Aerobic Exercise Shown to Improve Cognitive Functions in Older Adults
Cognitive impairment is characterised by a decline in cognitive abilities. Symptoms include a measurable decline in memory and thinking skills. Even the ability to make decisions may be affected depending on how severe the condition is. It’s estimated that approximately 15 to 20% of people aged 65 or older have mild cognitive impairment (MCI).
While the benefits of exercise are well-known – weight loss, lower blood pressure, and reduced risk of heart disease to name a few – research is now revealing a strong correlation between physical activity and cognitive function.
Researchers from Duke University conducted an extensive study involving 160 sedentary men and women with some form of cognitive impairment. Each of the participants’ thinking and memory abilities were evaluated using standardised cognitive tests before the study began and after it concluded.
Participants were then randomly assigned into the following groups:
- Aerobic exercise that stimulates the heart (e.g. jogging, swimming, etc.)
- DASH diet (Dietary Approaches to Stop Hypertension)
- Both aerobic exercise and DASH diet
- Health education delivered by phone
Aerobic exercise consisted of walking, jogging or cycling on a stationary bicycle three times a week for 35 minutes for the duration of the study.
The researchers found that those assigned to the exercise groups showed significant improvements in cognitive function compared to those who did not.
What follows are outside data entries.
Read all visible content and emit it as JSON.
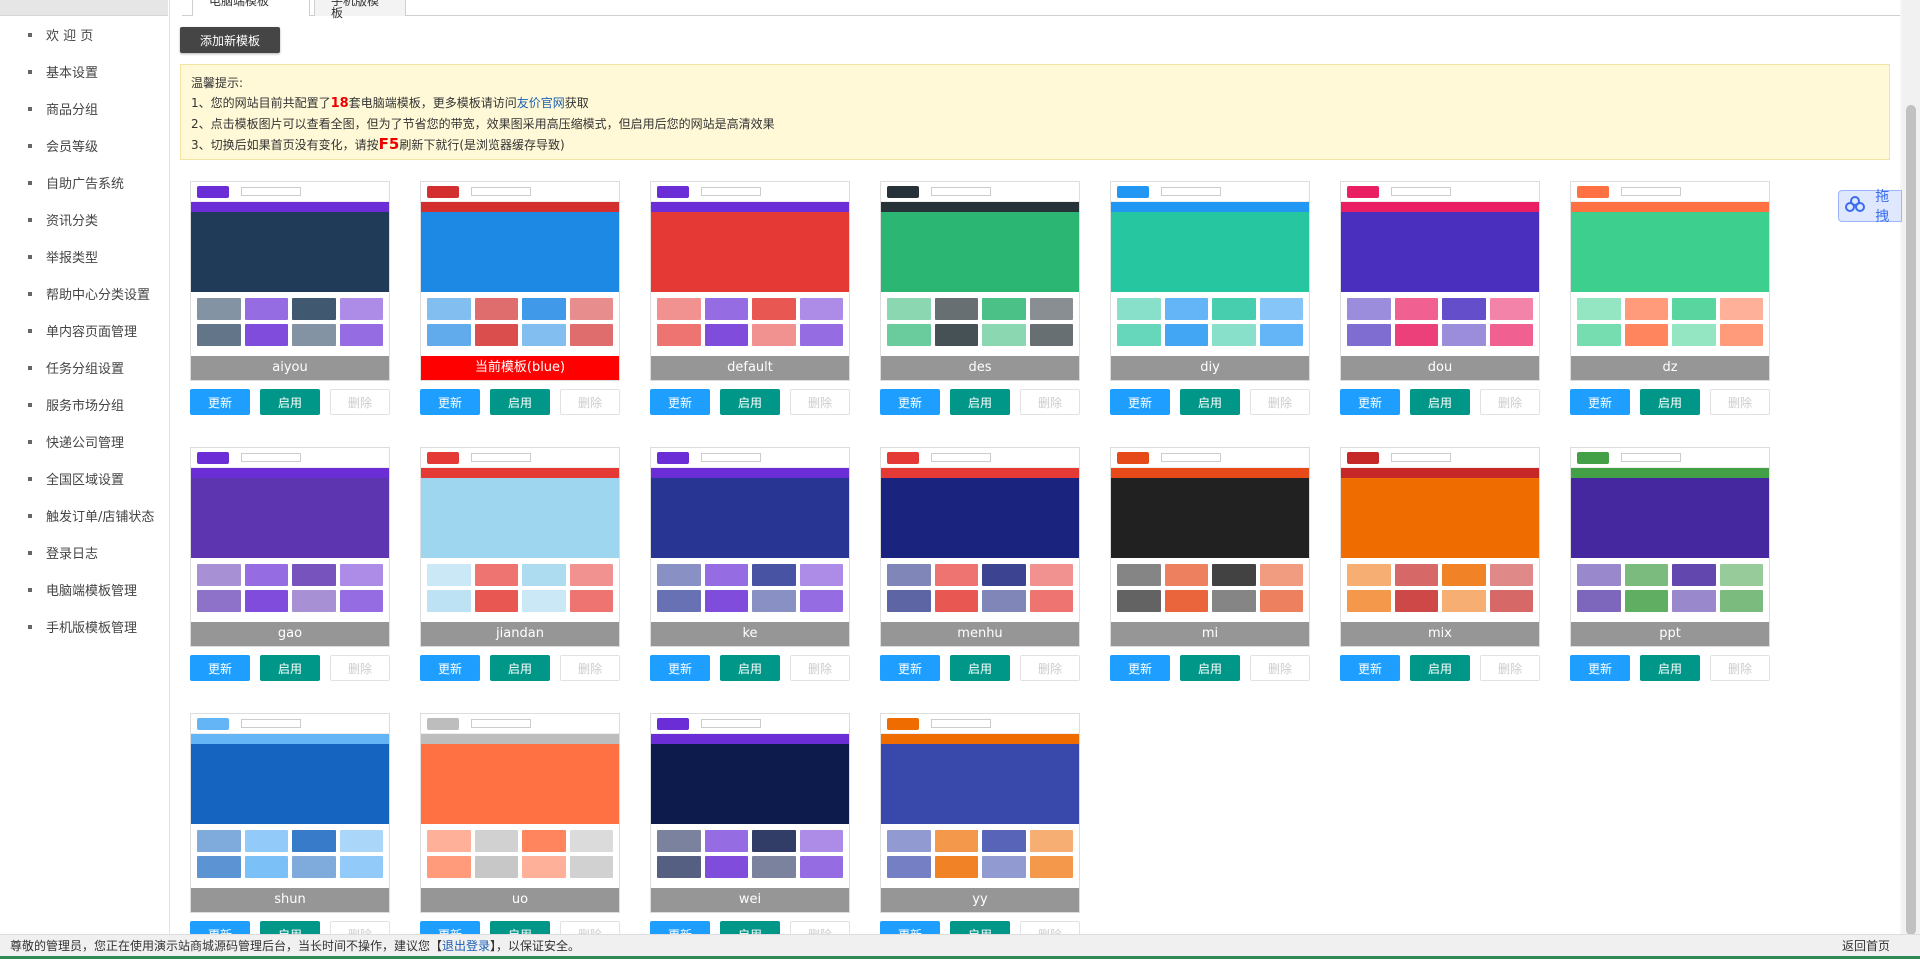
{
  "sidebar": {
    "items": [
      {
        "label": "欢 迎 页"
      },
      {
        "label": "基本设置"
      },
      {
        "label": "商品分组"
      },
      {
        "label": "会员等级"
      },
      {
        "label": "自助广告系统"
      },
      {
        "label": "资讯分类"
      },
      {
        "label": "举报类型"
      },
      {
        "label": "帮助中心分类设置"
      },
      {
        "label": "单内容页面管理"
      },
      {
        "label": "任务分组设置"
      },
      {
        "label": "服务市场分组"
      },
      {
        "label": "快递公司管理"
      },
      {
        "label": "全国区域设置"
      },
      {
        "label": "触发订单/店铺状态"
      },
      {
        "label": "登录日志"
      },
      {
        "label": "电脑端模板管理"
      },
      {
        "label": "手机版模板管理"
      }
    ]
  },
  "tabs": [
    {
      "label": "电脑端模板"
    },
    {
      "label": "手机版模板"
    }
  ],
  "toolbar": {
    "add_label": "添加新模板"
  },
  "tips": {
    "title": "温馨提示:",
    "line1_pre": "1、您的网站目前共配置了",
    "count": "18",
    "line1_mid": "套电脑端模板，更多模板请访问",
    "line1_link": "友价官网",
    "line1_post": "获取",
    "line2": "2、点击模板图片可以查看全图，但为了节省您的带宽，效果图采用高压缩模式，但启用后您的网站是高清效果",
    "line3_pre": "3、切换后如果首页没有变化，请按",
    "line3_key": "F5",
    "line3_post": "刷新下就行(是浏览器缓存导致)"
  },
  "buttons": {
    "update": "更新",
    "enable": "启用",
    "delete": "删除"
  },
  "templates": [
    {
      "name": "aiyou",
      "banner": "#1f3b57",
      "accent": "#6a2dd6"
    },
    {
      "name": "当前模板(blue)",
      "banner": "#1e88e5",
      "accent": "#d32f2f",
      "current": true
    },
    {
      "name": "default",
      "banner": "#e53935",
      "accent": "#6a2dd6"
    },
    {
      "name": "des",
      "banner": "#2bb673",
      "accent": "#263238"
    },
    {
      "name": "diy",
      "banner": "#26c6a0",
      "accent": "#2196f3"
    },
    {
      "name": "dou",
      "banner": "#4a2fbf",
      "accent": "#e91e63"
    },
    {
      "name": "dz",
      "banner": "#3ccf8e",
      "accent": "#ff7043"
    },
    {
      "name": "gao",
      "banner": "#5e35b1",
      "accent": "#6a2dd6"
    },
    {
      "name": "jiandan",
      "banner": "#9fd6ef",
      "accent": "#e53935"
    },
    {
      "name": "ke",
      "banner": "#283593",
      "accent": "#6a2dd6"
    },
    {
      "name": "menhu",
      "banner": "#1a237e",
      "accent": "#e53935"
    },
    {
      "name": "mi",
      "banner": "#212121",
      "accent": "#e64a19"
    },
    {
      "name": "mix",
      "banner": "#ef6c00",
      "accent": "#c62828"
    },
    {
      "name": "ppt",
      "banner": "#4527a0",
      "accent": "#43a047"
    },
    {
      "name": "shun",
      "banner": "#1565c0",
      "accent": "#64b5f6"
    },
    {
      "name": "uo",
      "banner": "#ff7043",
      "accent": "#bdbdbd"
    },
    {
      "name": "wei",
      "banner": "#0d1b4c",
      "accent": "#6a2dd6"
    },
    {
      "name": "yy",
      "banner": "#3949ab",
      "accent": "#ef6c00"
    }
  ],
  "footer": {
    "pre": "尊敬的管理员，您正在使用演示站商城源码管理后台，当长时间不操作，建议您【",
    "logout": "退出登录",
    "post": "】，以保证安全。",
    "home": "返回首页"
  },
  "float_widget": {
    "label": "拖拽",
    "icon": "baidu-cloud-icon"
  }
}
Meanwhile, those who were part of the DASH diet showed no improvements. And those who only received health education faired more poorly, showing a decline on executive function tests.
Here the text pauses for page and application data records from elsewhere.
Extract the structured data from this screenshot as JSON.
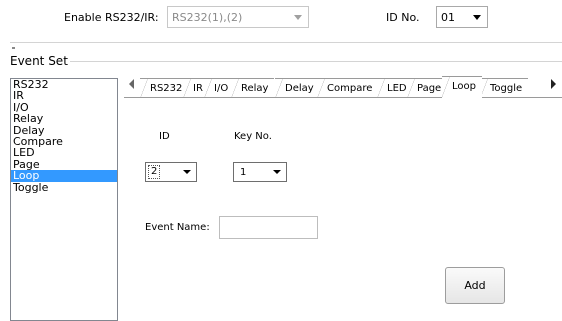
{
  "top": {
    "enable_label": "Enable RS232/IR:",
    "enable_value": "RS232(1),(2)",
    "id_label": "ID No.",
    "id_value": "01"
  },
  "event_set": {
    "title": "Event Set",
    "list": [
      "RS232",
      "IR",
      "I/O",
      "Relay",
      "Delay",
      "Compare",
      "LED",
      "Page",
      "Loop",
      "Toggle"
    ],
    "selected": "Loop"
  },
  "tabs": {
    "items": [
      "RS232",
      "IR",
      "I/O",
      "Relay",
      "Delay",
      "Compare",
      "LED",
      "Page",
      "Loop",
      "Toggle"
    ],
    "active": "Loop"
  },
  "loop_panel": {
    "id_label": "ID",
    "key_label": "Key No.",
    "id_value": "2",
    "key_value": "1",
    "event_name_label": "Event Name:",
    "event_name_value": "",
    "add_button": "Add"
  },
  "colors": {
    "selection": "#3399ff",
    "border": "#828790"
  },
  "icons": {
    "tab_scroll_left": "triangle-left-icon",
    "tab_scroll_right": "triangle-right-icon",
    "dropdown": "chevron-down-icon"
  }
}
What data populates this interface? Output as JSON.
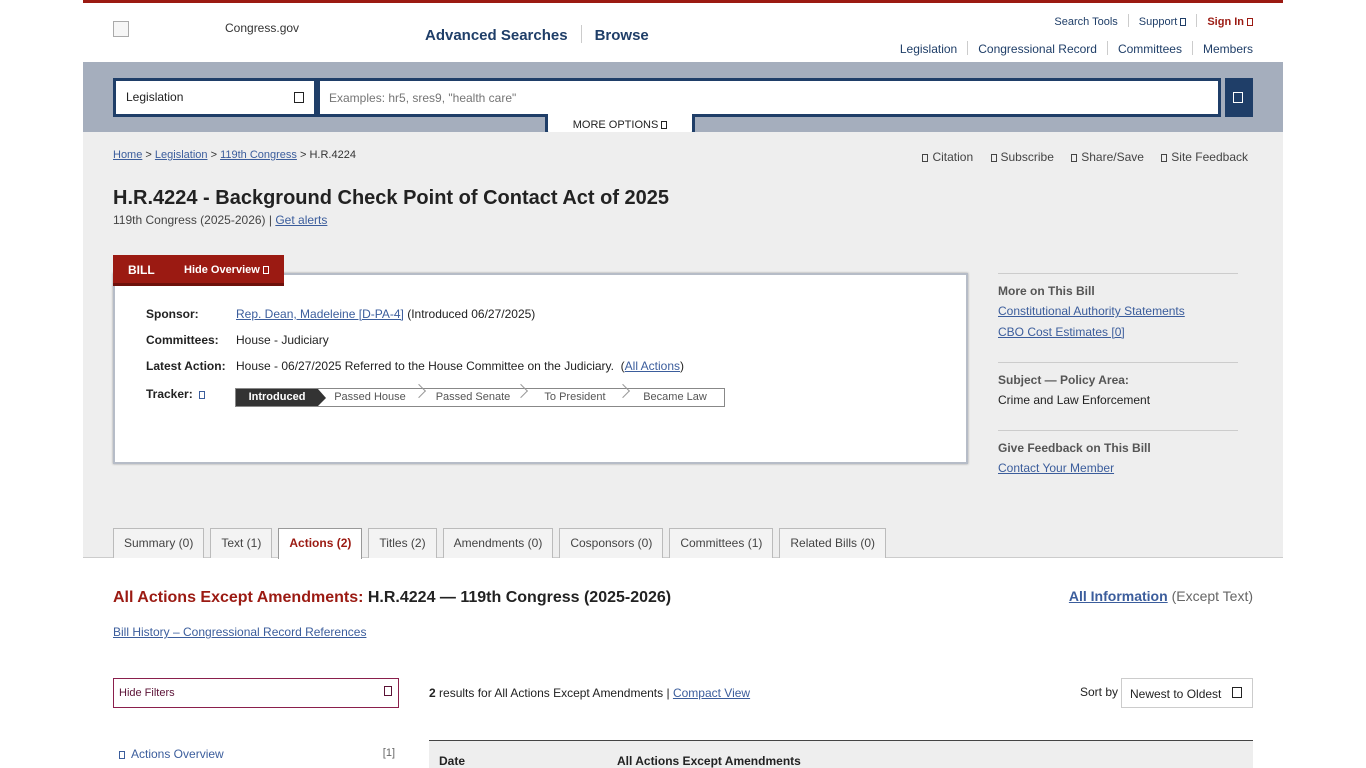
{
  "header": {
    "logo_text": "Congress.gov",
    "main_nav": [
      "Advanced Searches",
      "Browse"
    ],
    "utility": {
      "search_tools": "Search Tools",
      "support": "Support",
      "sign_in": "Sign In"
    },
    "sub_nav": [
      "Legislation",
      "Congressional Record",
      "Committees",
      "Members"
    ]
  },
  "search": {
    "collection": "Legislation",
    "placeholder": "Examples: hr5, sres9, \"health care\"",
    "more_options": "MORE OPTIONS"
  },
  "breadcrumb": {
    "home": "Home",
    "legislation": "Legislation",
    "congress": "119th Congress",
    "current": "H.R.4224",
    "sep": ">"
  },
  "page_actions": [
    "Citation",
    "Subscribe",
    "Share/Save",
    "Site Feedback"
  ],
  "bill": {
    "title": "H.R.4224 - Background Check Point of Contact Act of 2025",
    "congress": "119th Congress (2025-2026)",
    "get_alerts": "Get alerts",
    "tab_name": "BILL",
    "hide_overview": "Hide Overview",
    "sponsor_label": "Sponsor:",
    "sponsor": "Rep. Dean, Madeleine [D-PA-4]",
    "introduced": "(Introduced 06/27/2025)",
    "committees_label": "Committees:",
    "committees": "House - Judiciary",
    "latest_label": "Latest Action:",
    "latest": "House - 06/27/2025 Referred to the House Committee on the Judiciary.",
    "all_actions": "All Actions",
    "tracker_label": "Tracker:",
    "tracker_steps": [
      "Introduced",
      "Passed House",
      "Passed Senate",
      "To President",
      "Became Law"
    ]
  },
  "sidebar": {
    "more_head": "More on This Bill",
    "more_links": [
      "Constitutional Authority Statements",
      "CBO Cost Estimates [0]"
    ],
    "subject_head": "Subject — Policy Area:",
    "subject": "Crime and Law Enforcement",
    "feedback_head": "Give Feedback on This Bill",
    "feedback_link": "Contact Your Member"
  },
  "tabs": [
    "Summary (0)",
    "Text (1)",
    "Actions (2)",
    "Titles (2)",
    "Amendments (0)",
    "Cosponsors (0)",
    "Committees (1)",
    "Related Bills (0)"
  ],
  "actions_section": {
    "title_red": "All Actions Except Amendments:",
    "title_rest": "H.R.4224 — 119th Congress (2025-2026)",
    "all_info": "All Information",
    "except_text": "(Except Text)",
    "bill_history": "Bill History – Congressional Record References",
    "hide_filters": "Hide Filters",
    "results_count": "2",
    "results_text": "results for All Actions Except Amendments |",
    "compact_view": "Compact View",
    "sort_by": "Sort by",
    "sort_value": "Newest to Oldest",
    "filter_item": "Actions Overview",
    "filter_count": "[1]",
    "col_date": "Date",
    "col_actions": "All Actions Except Amendments"
  },
  "colors": {
    "brand_red": "#9b1a12",
    "navy": "#1f3e68",
    "link": "#3b5d9c"
  }
}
‘The results are encouraging in that in just six months, by adding regular exercise to their lives, people who have cognitive impairments without dementia may improve their ability to plan and complete certain cognitive tasks,’ said James Alan Blumenthal, first author of the study.
Putting it Into Action
The message is clear: regular exercise has a lasting positive impact on cognitive functions. Even a small commitment of aerobic exercise three times a week was enough to make a noticeable difference after just six months.
So what should you do? Make exercise a habit and incorporate it as part of your daily routine. The key is to start small and gradually ramp up your efforts until you reach your goals.